Playlist: Men’s names.
2nd February 2004, TV network CBS apologised for its broadcast of the American Super Bowl after Janet Jackson was left exposed when Justin Timberlake ripped her top. The pair had been performing a raunchy half-time duet when one of Jackson’s breasts was exposed as Timberlake pulled at her top. An estimated 140 million people were watching the show when at the end, pop star Justin Timberlake popped off part of Jackson’s corset. Janet explained that her red bra was supposed to remain after Justin pulled off the leather cover – her breast wasn’t supposed to show.
CBS quickly cut away from the scene (which lasted nine-sixteenths of a second), but was still flooded with calls from angry viewers about the half-time entertainment, produced by MTV. Timberlake insisted it had been an accident saying “I am sorry that anyone was offended by the wardrobe malfunction during the half-time performance of the Super Bowl.”
3rd February 1959, 22 year old Buddy Holly, The Big Bopper and Ritchie Valens, aged 17, died in a crash shortly after take-off from Clear Lake, Iowa, the pilot of the single-engined Beechcraft Bonanza plane was also killed.
Holly had hired the plane after heating problems developed on his tour bus, (with a faulty heating system in 25 °F (−32 °C) temperatures). All three were traveling to Fargo, North Dakota, for the next show on their Winter Dance Party Tour which Holly had set – covering 24 cities in three weeks, to make money after the break-up of his band, The Crickets, last year.
4th February 1983, singer and drummer, Karen Carpenter died aged 32 of a cardiac arrest at her parent’s house in Downey, California; the coroner’s report gave the cause of death of imbalances associated with anorexia nervosa. Carpenter’s death brought lasting media attention to anorexia nervosa, which was a little-known illness at the time.
The Carpenters 1970 album Close To You, featured two hit singles: “(They Long to Be) Close to You” and “We’ve Only Just Begun.” They peaked at No.1 and No.2, on the US chart. In 1975 – In Playboy’s annual opinion poll; readers voted Karen Carpenter the ‘Best Rock Drummer of the year’.

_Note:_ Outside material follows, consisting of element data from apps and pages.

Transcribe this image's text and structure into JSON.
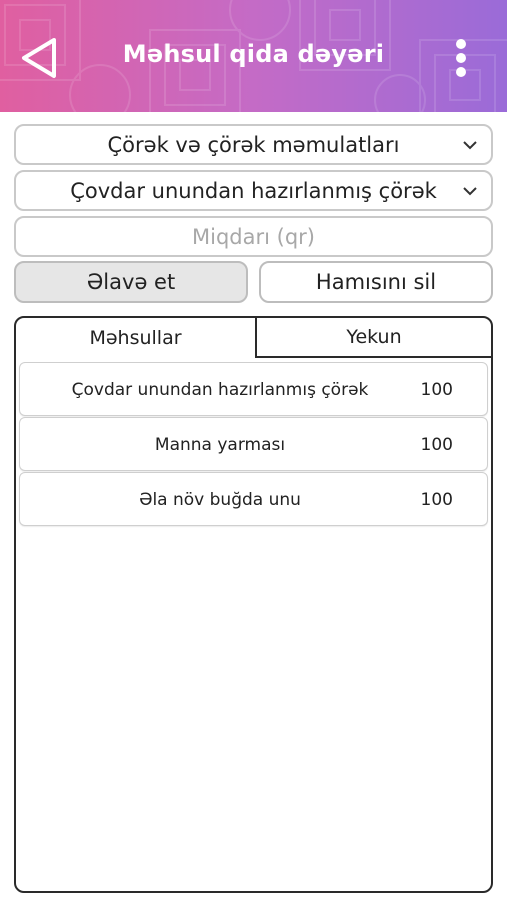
{
  "header": {
    "title": "Məhsul qida dəyəri",
    "back_icon": "back-triangle-icon",
    "menu_icon": "more-vertical-icon"
  },
  "form": {
    "category_select": "Çörək və çörək məmulatları",
    "product_select": "Çovdar unundan hazırlanmış çörək",
    "amount_placeholder": "Miqdarı (qr)",
    "add_label": "Əlavə et",
    "clear_all_label": "Hamısını sil"
  },
  "tabs": {
    "products": "Məhsullar",
    "total": "Yekun"
  },
  "items": [
    {
      "name": "Çovdar unundan hazırlanmış çörək",
      "qty": "100"
    },
    {
      "name": "Manna yarması",
      "qty": "100"
    },
    {
      "name": "Əla növ buğda unu",
      "qty": "100"
    }
  ],
  "colors": {
    "header_gradient_start": "#e05fa0",
    "header_gradient_end": "#9a6bd8"
  }
}
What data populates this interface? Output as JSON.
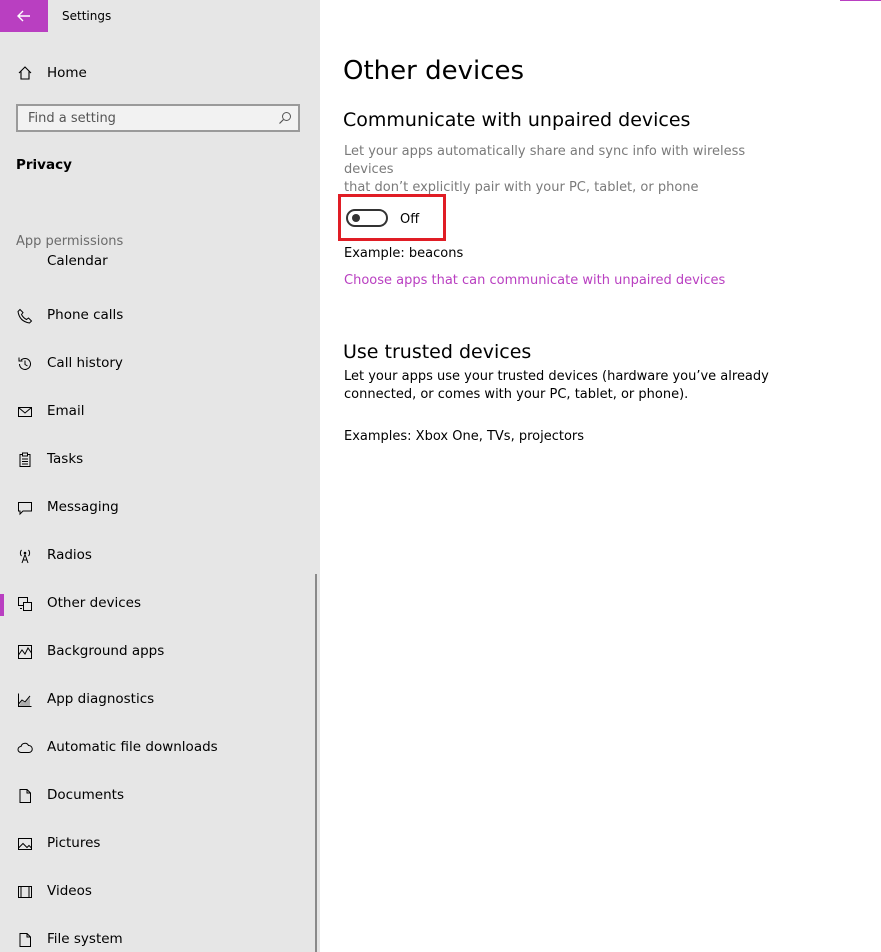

5th February, 1929, Born on this day, Hal Blaine, American drummer and session musician. He is best known for his work with the ‘Wrecking Crew’ in California. (The ‘Wrecking Crew’ were a group of session musicians who earned wide acclaim in the 1960s who were one of the most successful “groups” of studio musicians in music history).
Blaine played on numerous hits by Elvis Presley, The Byrds, The Ronettes, Simon & Garfunkel, The Carpenters, The Beach Boys, Frank and Nancy Sinatra, The Monkees, Petula Clarke and The 5th Dimension. Blaine played on over 35 US No.1 hits.
Playlist: No.1’s that feature Blaine.
6th February 1998, American singer and guitarist Carl Wilson from The Beach Boys died aged 51 after a long battle with lung cancer. Wilson was diagnosed with brain and lung cancer in early 1997. A founding member of the Beach Boys he sang lead vocals on “God Only Knows”, “Good Vibrations,” and “I Can Hear Music.”
After his elder brother Brian’s retirement from the stage in 1965, Carl became the de facto leader of the band onstage as well as the band’s in-studio leader, producing the bulk of the albums 20/20, Sunflower, Surf’s Up, and Holland.
Wilson who made headlines in 1967 as a conscientious objector to the Vietnam War, also sang backing vocals on Elton John’s “Don’t Let The Sun Go Down On Me.”
Playlist: Beach Boys songs